An ocean’s worth of $5 billion has been drained down the gurgler by Australia’s titanic water reform, according to eminent water economist Professor Quentin Grafton.
His claims, which were splashed across headlines last week, were also firmly denied by the Murray Darling Basin Authority.
But either way, his sensational statement is just the latest drop in a deeper debate which may yet overflow with inter-state anger.
At issue is how to best achieve the environmental goals of the basin plan.
For South Australia that means achieving complete recovery of the 3200 gigalitres figure which was listed in the plan when it was written in 2012.
But Queensland, Victoria and NSW want to invest in works that can help the environment without the hurt of water entitlement reductions.
According to Prof. Grafton, the $5b spent on the basin plan since 2001 hasn’t delivered meaningful results. The Australian National University’s public policy fellow also holds a chair on United Nations Educational, Scientific and Cultural Organisation’s (UNESCO) water economics and governance body.
Government erred when it bought irrigation entitlements which were not being fully utilised, he said.
The volume of water recovered from productive use has not decreased, he argued. Irrigators who had either sold their entitlements, or traded it for infrastructure subsidies, could have maintained usage levels by simply using a greater share of the water allocated to their remaining entitlements.
“It seems likely we’ll have the same problems as we did in 2001 when the next drought comes,” Prof. Grafton said.
The MDBA disagrees. A spokeswoman said it was wrong to asses the effectiveness of water recovery by “looking at the recent pattern in annual intake, which can very greatly due to seasonal conditions”.
Under-utilised entitlements acquired by the government are now at the disposal of the Commonwealth Environment Water Holder (CEWH), to allocate flows to areas of most need.
“The truth is since the start of the Basin Planning process, the CEWH has acquired from irrigation water entitlement holders 2000GL.”
National Irrigators council chief executive Steve Whan echoed the MDBA. Prof. Grafton’s analysis was “selective and ideological”, he said.
While it’s dispiriting for communities to hear Prof. Grafton’s criticisms of the water reform program, which has come with no small degree of economic pain, they would welcome call for a pause in the plan.
“Let’s start a dialogue about how to achieve public good outcomes. It’s going to be messy, but there is no simple way to do it,” Prof. Grafton said.
For Queensland, NSW and Victoria ‘public good’ means using projects to deliver an environmental benefit without reducing irrigation take.
Such measures are referred to as complimentary measures and could encompass repairs to river banks, initiatives to boosts to native fish stocks, or eradication of damaging ferals like carp.

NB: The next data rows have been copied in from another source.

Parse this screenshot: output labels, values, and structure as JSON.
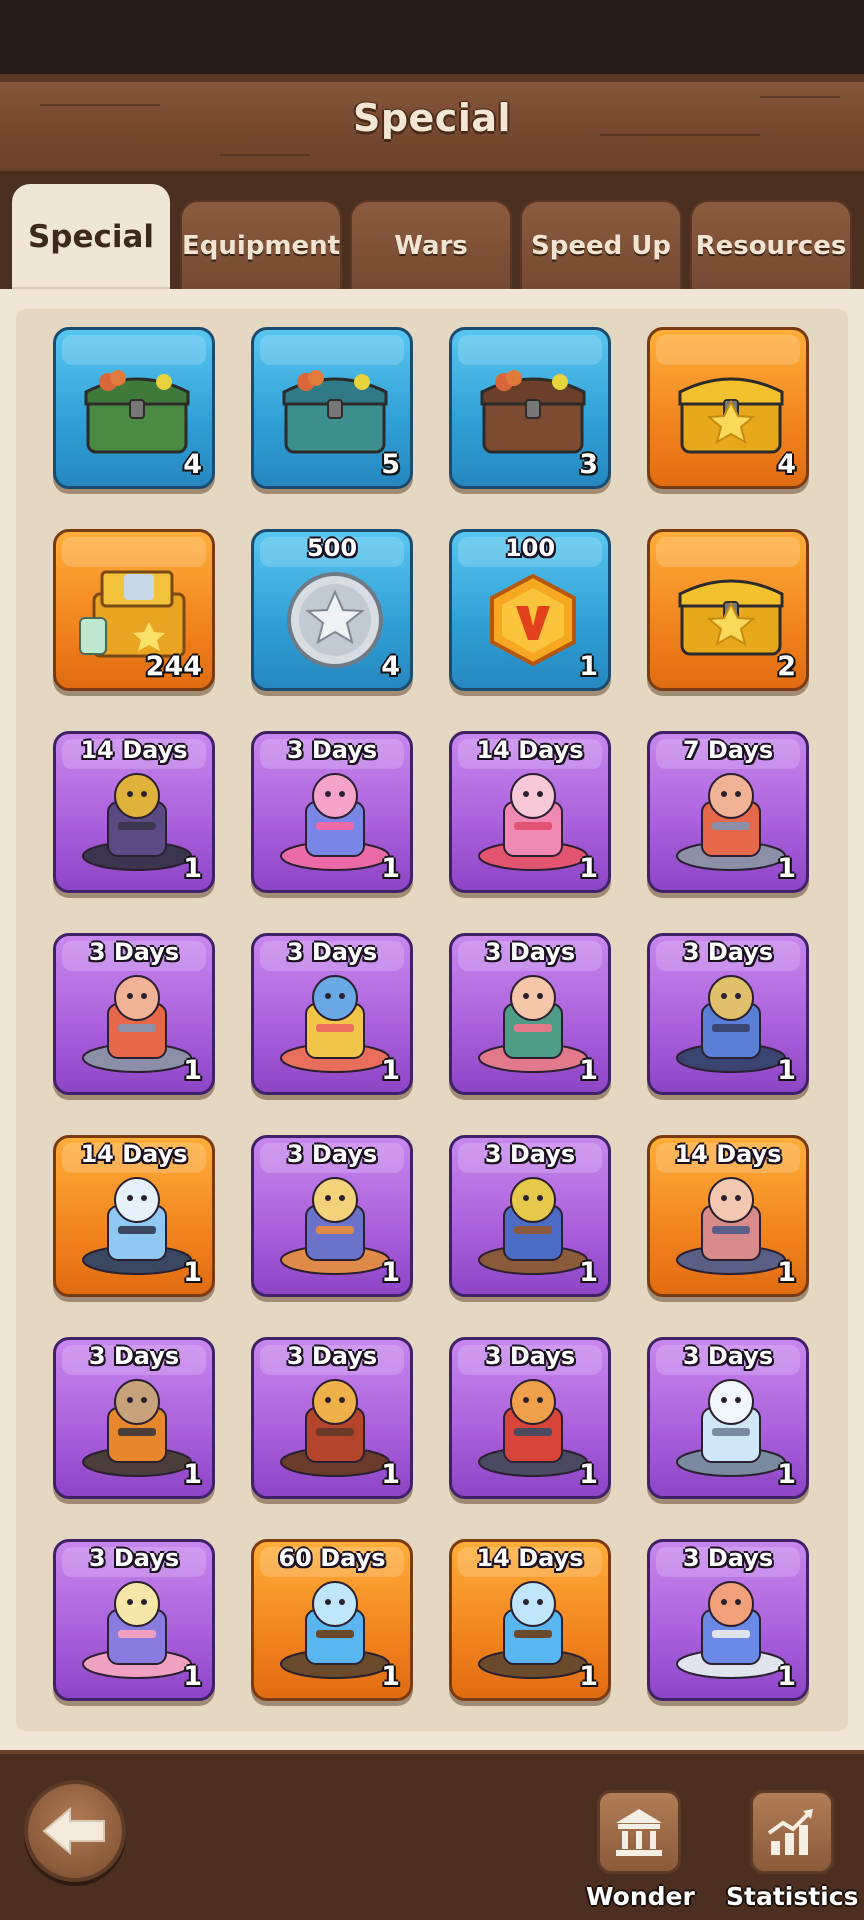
{
  "header": {
    "title": "Special"
  },
  "tabs": [
    {
      "label": "Special",
      "active": true
    },
    {
      "label": "Equipment",
      "active": false
    },
    {
      "label": "Wars",
      "active": false
    },
    {
      "label": "Speed Up",
      "active": false
    },
    {
      "label": "Resources",
      "active": false
    }
  ],
  "items": [
    {
      "icon": "green-chest-icon",
      "color": "blue",
      "label": "",
      "qty": "4"
    },
    {
      "icon": "teal-chest-icon",
      "color": "blue",
      "label": "",
      "qty": "5"
    },
    {
      "icon": "brown-chest-icon",
      "color": "blue",
      "label": "",
      "qty": "3"
    },
    {
      "icon": "gold-star-chest-icon",
      "color": "orange",
      "label": "",
      "qty": "4"
    },
    {
      "icon": "supply-crate-icon",
      "color": "orange",
      "label": "",
      "qty": "244"
    },
    {
      "icon": "silver-star-coin-icon",
      "color": "blue",
      "label": "500",
      "qty": "4"
    },
    {
      "icon": "vip-hexagon-icon",
      "color": "blue",
      "label": "100",
      "qty": "1"
    },
    {
      "icon": "gold-star-chest-icon",
      "color": "orange",
      "label": "",
      "qty": "2"
    },
    {
      "icon": "dark-fortress-skin-icon",
      "color": "purple",
      "label": "14 Days",
      "qty": "1"
    },
    {
      "icon": "bear-heart-skin-icon",
      "color": "purple",
      "label": "3 Days",
      "qty": "1"
    },
    {
      "icon": "pink-bunny-rose-skin-icon",
      "color": "purple",
      "label": "14 Days",
      "qty": "1"
    },
    {
      "icon": "crab-base-skin-icon",
      "color": "purple",
      "label": "7 Days",
      "qty": "1"
    },
    {
      "icon": "crab-base-skin-icon",
      "color": "purple",
      "label": "3 Days",
      "qty": "1"
    },
    {
      "icon": "easter-egg-skin-icon",
      "color": "purple",
      "label": "3 Days",
      "qty": "1"
    },
    {
      "icon": "sea-monster-skin-icon",
      "color": "purple",
      "label": "3 Days",
      "qty": "1"
    },
    {
      "icon": "observatory-skin-icon",
      "color": "purple",
      "label": "3 Days",
      "qty": "1"
    },
    {
      "icon": "ice-fortress-skin-icon",
      "color": "orange",
      "label": "14 Days",
      "qty": "1"
    },
    {
      "icon": "music-box-skin-icon",
      "color": "purple",
      "label": "3 Days",
      "qty": "1"
    },
    {
      "icon": "ship-cannon-skin-icon",
      "color": "purple",
      "label": "3 Days",
      "qty": "1"
    },
    {
      "icon": "pig-warrior-skin-icon",
      "color": "orange",
      "label": "14 Days",
      "qty": "1"
    },
    {
      "icon": "pumpkin-cat-skin-icon",
      "color": "purple",
      "label": "3 Days",
      "qty": "1"
    },
    {
      "icon": "turkey-skin-icon",
      "color": "purple",
      "label": "3 Days",
      "qty": "1"
    },
    {
      "icon": "red-mech-skin-icon",
      "color": "purple",
      "label": "3 Days",
      "qty": "1"
    },
    {
      "icon": "snow-cat-skin-icon",
      "color": "purple",
      "label": "3 Days",
      "qty": "1"
    },
    {
      "icon": "storybook-skin-icon",
      "color": "purple",
      "label": "3 Days",
      "qty": "1"
    },
    {
      "icon": "genie-boat-skin-icon",
      "color": "orange",
      "label": "60 Days",
      "qty": "1"
    },
    {
      "icon": "genie-boat-skin-icon",
      "color": "orange",
      "label": "14 Days",
      "qty": "1"
    },
    {
      "icon": "space-bunny-skin-icon",
      "color": "purple",
      "label": "3 Days",
      "qty": "1"
    }
  ],
  "bottom_nav": {
    "wonder_label": "Wonder",
    "statistics_label": "Statistics"
  },
  "colors": {
    "blue_tile": "#2e9fd6",
    "orange_tile": "#f2841e",
    "purple_tile": "#a95fdb",
    "wood": "#7a4d33",
    "panel": "#efe6d8"
  }
}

Stakeholders in Queensland and NSW these works, also known as toolkit measures, should be incorporated into the Northern Basin Review process.
NSW and Victoria have even commissioned an independent expert panel to review the MDBA’s assessment of the complimentary measure projects they propose, to ensure maximum bang for buck.
But the prospect of complimentary measures reducing cross-border flows is controversial. It SA Water Minister Ian Hunter, spurred SA Senator Nick Xenophon to warn government from the crossbench and even prompted Labor’s former federal water minister Tony Burke to threaten fresh legislation.
Late last year Mr Hunter called for federal Water Minster Barnaby Joyce to be sacked after he suggested the 450GL upwater flow target, intended as a direct injection to SA, was not achievable without unacceptable economic pain. The upwater comes on top of a baseline target of 2750GL – but only if the extra water can be delivered without unacceptable socio-economic impacts from the reduction in primary industries. Mr Hunter said he was “outraged” that upstream states don’t want to meet recovery targets “because it’s too difficult”.